━━━━━ EXTRACTED MATERIAL ━━━━━
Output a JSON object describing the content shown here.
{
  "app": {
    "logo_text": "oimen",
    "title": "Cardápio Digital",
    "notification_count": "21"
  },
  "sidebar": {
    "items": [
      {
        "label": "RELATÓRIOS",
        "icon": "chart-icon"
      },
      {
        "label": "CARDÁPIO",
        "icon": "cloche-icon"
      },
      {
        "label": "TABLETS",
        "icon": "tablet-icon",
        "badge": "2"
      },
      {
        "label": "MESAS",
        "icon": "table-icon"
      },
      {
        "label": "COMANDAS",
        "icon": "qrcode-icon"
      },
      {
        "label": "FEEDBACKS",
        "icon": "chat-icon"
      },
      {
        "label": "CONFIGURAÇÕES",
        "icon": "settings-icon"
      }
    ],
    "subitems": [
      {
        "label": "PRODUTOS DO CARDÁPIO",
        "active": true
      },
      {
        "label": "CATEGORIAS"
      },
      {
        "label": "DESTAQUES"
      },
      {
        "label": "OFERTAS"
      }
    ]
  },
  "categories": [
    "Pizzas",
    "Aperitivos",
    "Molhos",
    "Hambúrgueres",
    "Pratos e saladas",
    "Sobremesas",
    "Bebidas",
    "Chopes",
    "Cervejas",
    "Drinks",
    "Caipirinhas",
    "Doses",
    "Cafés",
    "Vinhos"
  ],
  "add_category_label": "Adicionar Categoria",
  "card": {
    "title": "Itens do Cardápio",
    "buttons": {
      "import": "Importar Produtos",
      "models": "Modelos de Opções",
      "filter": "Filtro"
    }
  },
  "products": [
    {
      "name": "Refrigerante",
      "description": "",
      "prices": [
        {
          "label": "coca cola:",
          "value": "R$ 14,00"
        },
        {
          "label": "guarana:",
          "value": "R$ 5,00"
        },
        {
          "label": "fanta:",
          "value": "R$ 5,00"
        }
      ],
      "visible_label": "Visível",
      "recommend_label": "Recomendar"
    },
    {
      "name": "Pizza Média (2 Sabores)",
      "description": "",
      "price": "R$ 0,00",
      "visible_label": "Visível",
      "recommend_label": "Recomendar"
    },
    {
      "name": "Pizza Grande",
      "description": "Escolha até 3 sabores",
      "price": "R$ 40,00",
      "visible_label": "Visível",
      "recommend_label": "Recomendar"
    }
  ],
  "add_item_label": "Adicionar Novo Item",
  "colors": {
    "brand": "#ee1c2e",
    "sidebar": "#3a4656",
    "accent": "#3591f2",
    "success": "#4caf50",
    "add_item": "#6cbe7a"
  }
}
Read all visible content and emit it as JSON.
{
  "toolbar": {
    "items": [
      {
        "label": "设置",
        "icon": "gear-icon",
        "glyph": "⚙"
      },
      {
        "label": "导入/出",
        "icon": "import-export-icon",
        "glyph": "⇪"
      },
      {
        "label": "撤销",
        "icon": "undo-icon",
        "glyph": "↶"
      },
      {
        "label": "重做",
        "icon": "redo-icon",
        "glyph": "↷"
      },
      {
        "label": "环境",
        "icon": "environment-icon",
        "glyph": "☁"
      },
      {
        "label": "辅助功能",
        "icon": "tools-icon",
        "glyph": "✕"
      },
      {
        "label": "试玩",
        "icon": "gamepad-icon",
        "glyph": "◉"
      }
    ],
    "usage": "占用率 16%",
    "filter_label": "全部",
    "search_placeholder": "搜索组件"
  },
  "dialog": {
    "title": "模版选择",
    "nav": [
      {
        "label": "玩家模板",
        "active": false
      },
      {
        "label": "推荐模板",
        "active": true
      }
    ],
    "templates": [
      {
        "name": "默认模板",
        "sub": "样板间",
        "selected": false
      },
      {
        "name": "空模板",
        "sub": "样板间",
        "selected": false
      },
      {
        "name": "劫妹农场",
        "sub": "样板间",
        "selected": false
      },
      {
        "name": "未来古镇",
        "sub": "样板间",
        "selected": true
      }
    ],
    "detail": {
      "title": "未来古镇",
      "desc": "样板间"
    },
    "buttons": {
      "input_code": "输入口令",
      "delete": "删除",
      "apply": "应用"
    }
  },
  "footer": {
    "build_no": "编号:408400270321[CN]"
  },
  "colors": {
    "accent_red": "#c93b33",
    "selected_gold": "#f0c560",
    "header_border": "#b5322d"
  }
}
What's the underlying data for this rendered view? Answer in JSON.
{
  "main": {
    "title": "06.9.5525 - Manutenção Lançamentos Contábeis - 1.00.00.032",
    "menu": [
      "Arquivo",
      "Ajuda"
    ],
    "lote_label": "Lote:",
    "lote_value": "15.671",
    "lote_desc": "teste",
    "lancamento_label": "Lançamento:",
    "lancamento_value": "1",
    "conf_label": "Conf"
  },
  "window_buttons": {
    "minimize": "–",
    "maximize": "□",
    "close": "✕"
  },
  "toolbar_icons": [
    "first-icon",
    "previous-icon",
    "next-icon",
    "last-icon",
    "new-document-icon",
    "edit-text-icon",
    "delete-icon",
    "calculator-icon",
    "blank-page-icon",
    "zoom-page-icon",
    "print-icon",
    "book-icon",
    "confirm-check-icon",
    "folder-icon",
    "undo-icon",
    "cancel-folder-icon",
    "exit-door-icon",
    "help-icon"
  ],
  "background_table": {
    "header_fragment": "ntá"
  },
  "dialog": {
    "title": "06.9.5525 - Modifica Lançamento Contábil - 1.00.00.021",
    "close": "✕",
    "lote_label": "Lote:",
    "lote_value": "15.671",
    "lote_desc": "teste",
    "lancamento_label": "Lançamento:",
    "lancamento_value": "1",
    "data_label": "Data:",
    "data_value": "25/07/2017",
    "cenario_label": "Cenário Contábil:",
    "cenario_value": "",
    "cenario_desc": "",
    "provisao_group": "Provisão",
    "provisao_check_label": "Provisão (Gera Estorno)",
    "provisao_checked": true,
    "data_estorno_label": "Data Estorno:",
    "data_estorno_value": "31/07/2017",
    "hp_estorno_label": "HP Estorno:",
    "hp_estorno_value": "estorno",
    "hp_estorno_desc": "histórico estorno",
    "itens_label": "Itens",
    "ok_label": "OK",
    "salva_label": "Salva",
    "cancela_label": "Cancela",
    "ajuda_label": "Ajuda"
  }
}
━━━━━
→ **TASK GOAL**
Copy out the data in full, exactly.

→ **SOLUTION FOR THIS PROBLEM**
Output a JSON object describing the content shown here.
{
  "app": {
    "logo_text": "oimen",
    "title": "Cardápio Digital",
    "notification_count": "21"
  },
  "sidebar": {
    "items": [
      {
        "label": "RELATÓRIOS",
        "icon": "chart-icon"
      },
      {
        "label": "CARDÁPIO",
        "icon": "cloche-icon"
      },
      {
        "label": "TABLETS",
        "icon": "tablet-icon",
        "badge": "2"
      },
      {
        "label": "MESAS",
        "icon": "table-icon"
      },
      {
        "label": "COMANDAS",
        "icon": "qrcode-icon"
      },
      {
        "label": "FEEDBACKS",
        "icon": "chat-icon"
      },
      {
        "label": "CONFIGURAÇÕES",
        "icon": "settings-icon"
      }
    ],
    "subitems": [
      {
        "label": "PRODUTOS DO CARDÁPIO",
        "active": true
      },
      {
        "label": "CATEGORIAS"
      },
      {
        "label": "DESTAQUES"
      },
      {
        "label": "OFERTAS"
      }
    ]
  },
  "categories": [
    "Pizzas",
    "Aperitivos",
    "Molhos",
    "Hambúrgueres",
    "Pratos e saladas",
    "Sobremesas",
    "Bebidas",
    "Chopes",
    "Cervejas",
    "Drinks",
    "Caipirinhas",
    "Doses",
    "Cafés",
    "Vinhos"
  ],
  "add_category_label": "Adicionar Categoria",
  "card": {
    "title": "Itens do Cardápio",
    "buttons": {
      "import": "Importar Produtos",
      "models": "Modelos de Opções",
      "filter": "Filtro"
    }
  },
  "products": [
    {
      "name": "Refrigerante",
      "description": "",
      "prices": [
        {
          "label": "coca cola:",
          "value": "R$ 14,00"
        },
        {
          "label": "guarana:",
          "value": "R$ 5,00"
        },
        {
          "label": "fanta:",
          "value": "R$ 5,00"
        }
      ],
      "visible_label": "Visível",
      "recommend_label": "Recomendar"
    },
    {
      "name": "Pizza Média (2 Sabores)",
      "description": "",
      "price": "R$ 0,00",
      "visible_label": "Visível",
      "recommend_label": "Recomendar"
    },
    {
      "name": "Pizza Grande",
      "description": "Escolha até 3 sabores",
      "price": "R$ 40,00",
      "visible_label": "Visível",
      "recommend_label": "Recomendar"
    }
  ],
  "add_item_label": "Adicionar Novo Item",
  "colors": {
    "brand": "#ee1c2e",
    "sidebar": "#3a4656",
    "accent": "#3591f2",
    "success": "#4caf50",
    "add_item": "#6cbe7a"
  }
}
Read all visible content and emit it as JSON.
{
  "toolbar": {
    "items": [
      {
        "label": "设置",
        "icon": "gear-icon",
        "glyph": "⚙"
      },
      {
        "label": "导入/出",
        "icon": "import-export-icon",
        "glyph": "⇪"
      },
      {
        "label": "撤销",
        "icon": "undo-icon",
        "glyph": "↶"
      },
      {
        "label": "重做",
        "icon": "redo-icon",
        "glyph": "↷"
      },
      {
        "label": "环境",
        "icon": "environment-icon",
        "glyph": "☁"
      },
      {
        "label": "辅助功能",
        "icon": "tools-icon",
        "glyph": "✕"
      },
      {
        "label": "试玩",
        "icon": "gamepad-icon",
        "glyph": "◉"
      }
    ],
    "usage": "占用率 16%",
    "filter_label": "全部",
    "search_placeholder": "搜索组件"
  },
  "dialog": {
    "title": "模版选择",
    "nav": [
      {
        "label": "玩家模板",
        "active": false
      },
      {
        "label": "推荐模板",
        "active": true
      }
    ],
    "templates": [
      {
        "name": "默认模板",
        "sub": "样板间",
        "selected": false
      },
      {
        "name": "空模板",
        "sub": "样板间",
        "selected": false
      },
      {
        "name": "劫妹农场",
        "sub": "样板间",
        "selected": false
      },
      {
        "name": "未来古镇",
        "sub": "样板间",
        "selected": true
      }
    ],
    "detail": {
      "title": "未来古镇",
      "desc": "样板间"
    },
    "buttons": {
      "input_code": "输入口令",
      "delete": "删除",
      "apply": "应用"
    }
  },
  "footer": {
    "build_no": "编号:408400270321[CN]"
  },
  "colors": {
    "accent_red": "#c93b33",
    "selected_gold": "#f0c560",
    "header_border": "#b5322d"
  }
}
What's the underlying data for this rendered view? Answer in JSON.
{
  "main": {
    "title": "06.9.5525 - Manutenção Lançamentos Contábeis - 1.00.00.032",
    "menu": [
      "Arquivo",
      "Ajuda"
    ],
    "lote_label": "Lote:",
    "lote_value": "15.671",
    "lote_desc": "teste",
    "lancamento_label": "Lançamento:",
    "lancamento_value": "1",
    "conf_label": "Conf"
  },
  "window_buttons": {
    "minimize": "–",
    "maximize": "□",
    "close": "✕"
  },
  "toolbar_icons": [
    "first-icon",
    "previous-icon",
    "next-icon",
    "last-icon",
    "new-document-icon",
    "edit-text-icon",
    "delete-icon",
    "calculator-icon",
    "blank-page-icon",
    "zoom-page-icon",
    "print-icon",
    "book-icon",
    "confirm-check-icon",
    "folder-icon",
    "undo-icon",
    "cancel-folder-icon",
    "exit-door-icon",
    "help-icon"
  ],
  "background_table": {
    "header_fragment": "ntá"
  },
  "dialog": {
    "title": "06.9.5525 - Modifica Lançamento Contábil - 1.00.00.021",
    "close": "✕",
    "lote_label": "Lote:",
    "lote_value": "15.671",
    "lote_desc": "teste",
    "lancamento_label": "Lançamento:",
    "lancamento_value": "1",
    "data_label": "Data:",
    "data_value": "25/07/2017",
    "cenario_label": "Cenário Contábil:",
    "cenario_value": "",
    "cenario_desc": "",
    "provisao_group": "Provisão",
    "provisao_check_label": "Provisão (Gera Estorno)",
    "provisao_checked": true,
    "data_estorno_label": "Data Estorno:",
    "data_estorno_value": "31/07/2017",
    "hp_estorno_label": "HP Estorno:",
    "hp_estorno_value": "estorno",
    "hp_estorno_desc": "histórico estorno",
    "itens_label": "Itens",
    "ok_label": "OK",
    "salva_label": "Salva",
    "cancela_label": "Cancela",
    "ajuda_label": "Ajuda"
  }
}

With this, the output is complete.